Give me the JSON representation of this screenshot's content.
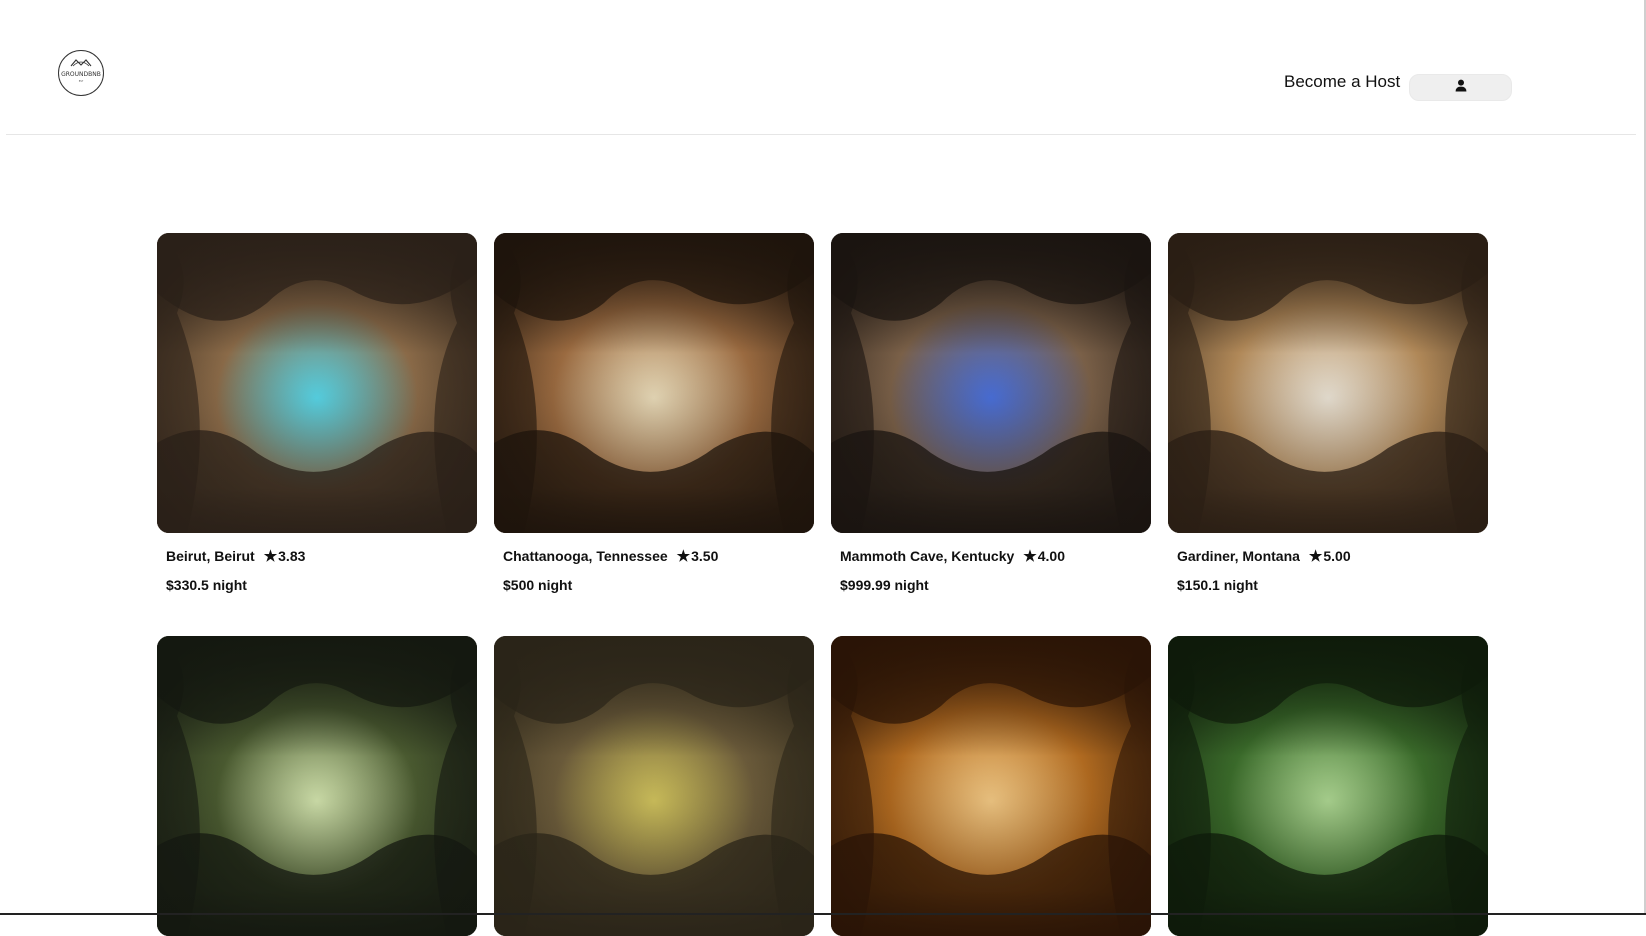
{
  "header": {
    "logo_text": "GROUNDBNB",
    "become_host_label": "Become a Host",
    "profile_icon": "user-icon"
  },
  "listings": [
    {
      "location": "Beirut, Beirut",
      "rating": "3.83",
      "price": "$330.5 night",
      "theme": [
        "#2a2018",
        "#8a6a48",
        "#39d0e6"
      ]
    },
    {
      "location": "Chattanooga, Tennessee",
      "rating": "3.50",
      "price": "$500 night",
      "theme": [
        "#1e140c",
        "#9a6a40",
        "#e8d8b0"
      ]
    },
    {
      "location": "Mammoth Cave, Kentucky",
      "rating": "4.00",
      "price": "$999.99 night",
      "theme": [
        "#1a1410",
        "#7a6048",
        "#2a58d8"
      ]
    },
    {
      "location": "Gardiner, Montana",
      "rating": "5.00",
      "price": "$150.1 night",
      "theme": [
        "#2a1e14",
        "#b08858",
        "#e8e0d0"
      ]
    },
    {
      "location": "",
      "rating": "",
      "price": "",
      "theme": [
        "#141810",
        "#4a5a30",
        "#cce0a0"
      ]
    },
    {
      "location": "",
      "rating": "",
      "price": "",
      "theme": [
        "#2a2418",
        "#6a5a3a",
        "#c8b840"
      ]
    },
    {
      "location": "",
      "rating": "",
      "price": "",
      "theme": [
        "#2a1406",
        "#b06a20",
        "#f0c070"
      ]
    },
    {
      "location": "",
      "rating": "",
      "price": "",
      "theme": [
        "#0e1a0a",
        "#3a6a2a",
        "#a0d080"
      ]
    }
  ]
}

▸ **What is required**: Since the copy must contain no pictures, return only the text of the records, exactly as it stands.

▸ **Task answer**:
Give me the JSON representation of this screenshot's content.
{
  "header": {
    "logo_text": "GROUNDBNB",
    "become_host_label": "Become a Host",
    "profile_icon": "user-icon"
  },
  "listings": [
    {
      "location": "Beirut, Beirut",
      "rating": "3.83",
      "price": "$330.5 night",
      "theme": [
        "#2a2018",
        "#8a6a48",
        "#39d0e6"
      ]
    },
    {
      "location": "Chattanooga, Tennessee",
      "rating": "3.50",
      "price": "$500 night",
      "theme": [
        "#1e140c",
        "#9a6a40",
        "#e8d8b0"
      ]
    },
    {
      "location": "Mammoth Cave, Kentucky",
      "rating": "4.00",
      "price": "$999.99 night",
      "theme": [
        "#1a1410",
        "#7a6048",
        "#2a58d8"
      ]
    },
    {
      "location": "Gardiner, Montana",
      "rating": "5.00",
      "price": "$150.1 night",
      "theme": [
        "#2a1e14",
        "#b08858",
        "#e8e0d0"
      ]
    },
    {
      "location": "",
      "rating": "",
      "price": "",
      "theme": [
        "#141810",
        "#4a5a30",
        "#cce0a0"
      ]
    },
    {
      "location": "",
      "rating": "",
      "price": "",
      "theme": [
        "#2a2418",
        "#6a5a3a",
        "#c8b840"
      ]
    },
    {
      "location": "",
      "rating": "",
      "price": "",
      "theme": [
        "#2a1406",
        "#b06a20",
        "#f0c070"
      ]
    },
    {
      "location": "",
      "rating": "",
      "price": "",
      "theme": [
        "#0e1a0a",
        "#3a6a2a",
        "#a0d080"
      ]
    }
  ]
}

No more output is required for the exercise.